I was covering a basketball game a week ago Wednesday and, while talking to a spectator, noticed he kept glancing at my forehead. Then I realized there were faint traces of the ashes I had receive early that morning still lingering there. It was Ash Wednesday, the beginning of the season of Lent.
The encounter reminded me of an incident that happened soon after Megan and I were married. It was long before I converted to Catholicism, and I was not aware of many of the beliefs and traditions of what was to someday be my faith. We were living in Marquette, Michigan at the time, which is an area heavy with Catholics of Finnish and Italian descent. We were at the supermarket when I noticed one of my fellow shoppers had a large, black smudge on her forehead.
“Wow,” I thought. “That lady has dirt on her forehead and no one knows how to tell her.”
Then I saw another shopper with the same mark. And another and another.
Finally, I turned to Megan and muttered, “Either I’m having some weird hallucination, or there are a lot of people in here with dirt on their heads,” I said.
“Those are ashes,” she said. “It’s Ash Wednesday.”
I’m a Roman Catholic myself, now, and lent has become a special time for me and for members of my church family. But, whether or not you are a part of a religion that recognizes the season of lent, it remains a time that can--and should--produce a sense of change in every heart.
The word “lent” simply means spring, and derives from the Germanic root for “long,” because, in spring, the days begin to visibly lengthen.

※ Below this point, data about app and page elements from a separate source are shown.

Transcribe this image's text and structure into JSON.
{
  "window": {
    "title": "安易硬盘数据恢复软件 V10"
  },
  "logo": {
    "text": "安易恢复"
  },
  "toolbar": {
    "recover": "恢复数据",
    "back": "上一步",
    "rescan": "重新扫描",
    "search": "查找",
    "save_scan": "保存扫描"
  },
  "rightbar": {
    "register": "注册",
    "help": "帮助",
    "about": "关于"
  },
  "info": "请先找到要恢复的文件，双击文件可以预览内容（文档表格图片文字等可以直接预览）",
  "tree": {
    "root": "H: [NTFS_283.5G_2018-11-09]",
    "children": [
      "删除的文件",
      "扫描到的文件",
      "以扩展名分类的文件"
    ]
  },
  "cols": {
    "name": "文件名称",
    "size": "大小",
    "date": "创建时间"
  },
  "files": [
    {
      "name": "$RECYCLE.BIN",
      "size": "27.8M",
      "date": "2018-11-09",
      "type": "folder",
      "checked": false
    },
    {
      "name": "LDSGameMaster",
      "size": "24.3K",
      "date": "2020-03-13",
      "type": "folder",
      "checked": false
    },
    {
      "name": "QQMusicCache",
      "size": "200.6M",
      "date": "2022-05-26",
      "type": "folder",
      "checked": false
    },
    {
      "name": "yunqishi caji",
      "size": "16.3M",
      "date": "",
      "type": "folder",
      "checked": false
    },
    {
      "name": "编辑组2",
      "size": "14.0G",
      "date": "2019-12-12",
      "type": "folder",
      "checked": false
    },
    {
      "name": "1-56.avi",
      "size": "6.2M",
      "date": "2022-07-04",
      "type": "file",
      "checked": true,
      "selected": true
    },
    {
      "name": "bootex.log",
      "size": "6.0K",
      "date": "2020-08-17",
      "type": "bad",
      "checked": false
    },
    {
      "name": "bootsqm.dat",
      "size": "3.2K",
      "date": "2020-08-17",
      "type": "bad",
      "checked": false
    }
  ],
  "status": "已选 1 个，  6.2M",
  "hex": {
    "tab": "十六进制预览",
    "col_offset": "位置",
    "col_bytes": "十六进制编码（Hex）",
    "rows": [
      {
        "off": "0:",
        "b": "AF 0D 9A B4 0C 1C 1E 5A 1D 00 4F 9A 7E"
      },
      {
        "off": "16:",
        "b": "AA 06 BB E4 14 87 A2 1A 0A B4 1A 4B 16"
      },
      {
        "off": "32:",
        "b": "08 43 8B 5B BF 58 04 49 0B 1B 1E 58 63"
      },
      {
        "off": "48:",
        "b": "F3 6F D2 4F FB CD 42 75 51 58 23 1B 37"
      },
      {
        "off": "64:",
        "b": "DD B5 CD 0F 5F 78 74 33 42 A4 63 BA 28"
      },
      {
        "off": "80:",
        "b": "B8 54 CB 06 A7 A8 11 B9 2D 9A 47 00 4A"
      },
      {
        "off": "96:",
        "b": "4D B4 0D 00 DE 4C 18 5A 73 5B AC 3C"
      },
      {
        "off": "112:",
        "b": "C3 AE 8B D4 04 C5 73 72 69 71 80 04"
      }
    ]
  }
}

We receive ashes (which are made from palms used during the previous year’s Palm Sunday) to remind us that it is a time for repentance and humility, as in the scriptural phrase: "Remember, Man is dust, and unto dust you shall return." Lent is a time when we should remember and anticipate the sacrifice Jesus made for all of us, while we prepare for the great joy we feel at his resurrection at Easter.
It has long been a custom to “give something up” for lent, whether it be a favorite food or television show or something else that’s important to the person who does it. It is thought that those small sacrifices can bring better awareness of the big one Jesus made for us.
So you quit eating chocolate bon-bons for 40 days, then hit that Easter basket like there’s no tomorrow. Temporarily giving up something is fine. Heck, you might even lose some of those winter pounds. But Lent means more than a few weeks without chocolate or some other favorite thing. Remember, Lent means spring, and spring is a time of great change and renewal. That’s why it’s important to spend these days trying for some permanent, significant change for the better in our lives.
No one can tell us what that “thing” is that needs to change. I, for one, can think of plenty of ways I could be a better husband, father and person. The deepest meaning and purpose of Lent is to joyfully embark upon a journey of personal conversion. It is a time for us to examine our attitudes, our habits and the priorities we place on different aspects of our lives. You don’t have to be religious to believe in the value of conversion. You only need to believe in the value of being better.
It is a time for small sacrifices. And great change.
It would be difficult to think of sacrifice without thinking of Schuyler Patch. May God bless him and his family.